(MissionNewswire) Salesian missionaries arrived in Haiti in 1935 upon request from the Haitian government to run a professional school. In 1954, Salesian Father Bohnen, a Dutch native, arrived in Haiti and was assigned to lead St. John Bosco Elementary School in La Saline, a slum of Port-au-Prince, the capital and most populous city of Haiti. Touched by the great poverty and the lack of schools in La Saline, Fr. Bohnen encouraged local school teachers to form little schools for the children. His goal was to teach children how to read, a first step in educating them. This initiative was so successful that it was extended to Cité Soleil, another slum of Port-au-Prince, during the late 1960s and early 1970s.
From there, the Salesian mission in Haiti grew to feeding programs and vocational and technical education to prepare youth for the workforce. Today, OPEPB, a Salesian development project committed to working for the improved social welfare of marginalized youth, serves more than 18,000 poor youth living in the slums of the Northern Bay of Port-au-Prince each year.
OPEPB supports 192 Little Schools and six elementary schools where reading, writing, mathematics, science, music and arts are taught to children ranging in ages from 7 to 15 years. These educational centers serve more than 7,000 children every year. Fr. Bohnen also knew that children could not focus on their studies on an empty stomach.
OPEPB has one the largest free cafeterias in the world. Every child enrolled in any Salesian program receives at least a hot lunch daily. The facility is equipped with two huge kitchens and two large dining halls and recently added a bakery to the facility to help meet the need for bread.
“Access to nutritious meals allows youth to be better prepared to take part in school activities and focus on their education,” says Father Mark Hyde, executive director of Salesian Missions, the U.S. development arm of the Salesians of Don Bosco. “Prepared students are more likely to learn valuable skills that will help them gain employment, break the cycle of poverty in their lives and enable them to give back to their communities.”

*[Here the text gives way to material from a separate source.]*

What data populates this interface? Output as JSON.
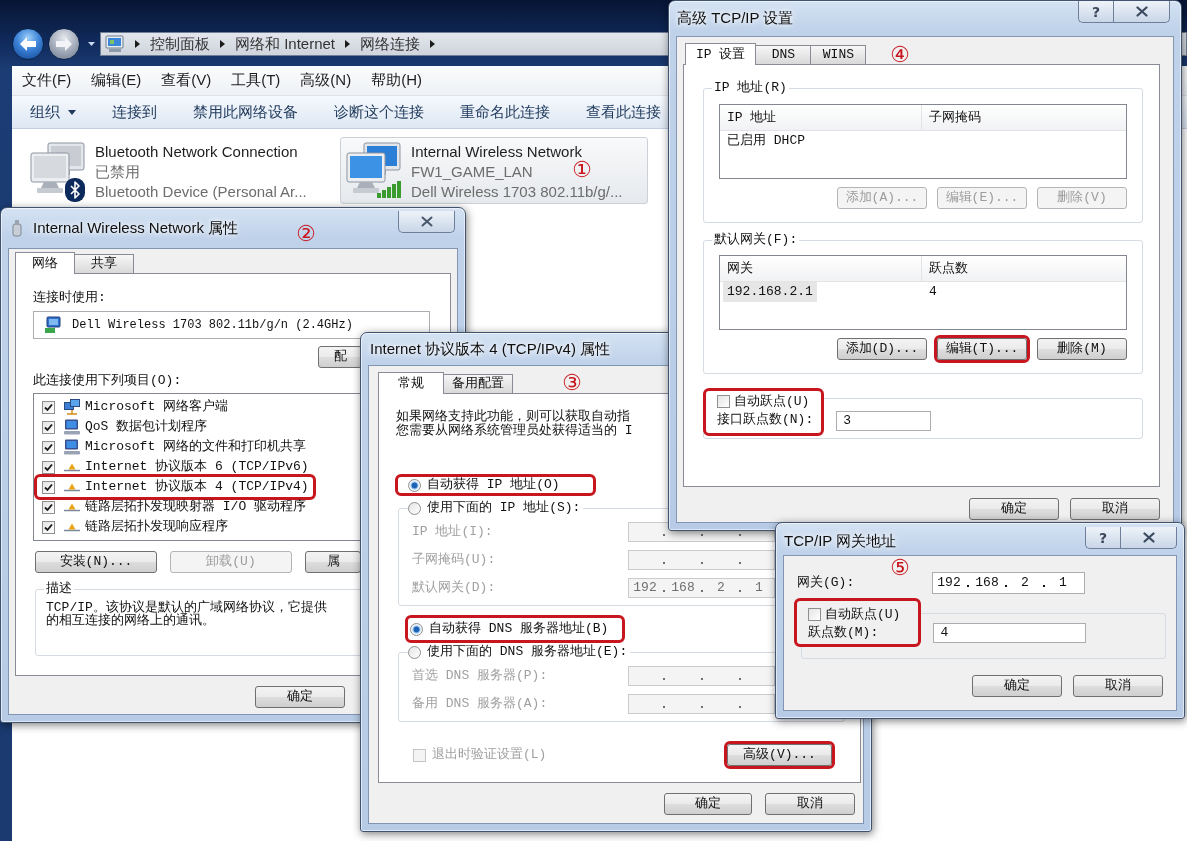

Once students finish their elementary schooling, they are able to advance on to Salesian vocational schools where they have access to both secondary academics and occupational instruction in more than 16 different career paths. Students are able to take course programs like automotive body and repair, automotive mechanics, baking and pastry arts, business technology, carpentry, computer typography, electrical maintenance and construction, electronics, sewing, tailoring and welding, and more. The classes offered are implemented based on the changing needs of the country.
OPEPB currently has 200 students enrolled in the business technology program and approximately 2,400 students enrolled in the three vocational schools. In addition to classroom work, the schools also offer hands-on training and internships in real work environments to prepare students for the workforce. Upon completion of these programs, students are then hired in local industries, businesses or start their own shops. The placement rate for Salesian vocational schools in well into the high 90 percent.
Haiti’s educational system is continuing to rebuild after a January 2010 earthquake destroyed 90 percent of schools and 60 percent of hospitals, killed thousands of people and left more than 350,000 injured. In 2012, more than 3 million children were able to return to school with more than 20,000 students educated in Salesian-run institutions.
Despite ongoing reconstruction and infrastructure improvements, Haiti remains the poorest country in the Americas and one of the poorest in the world. According to the World Bank, over half of the country’s population of 10 million lives on less than $1 per day and approximately 80 percent live on less than $2 per day. The majority of Haitians lack adequate access to education, healthcare and nutritious food.
Salesian schools in Haiti fulfill an important socio-economic mission by providing poor youth a foundation for lifelong learning through education and training in skills and trades to help them escape poverty and establish a sustainable livelihood.
World Bank – Haiti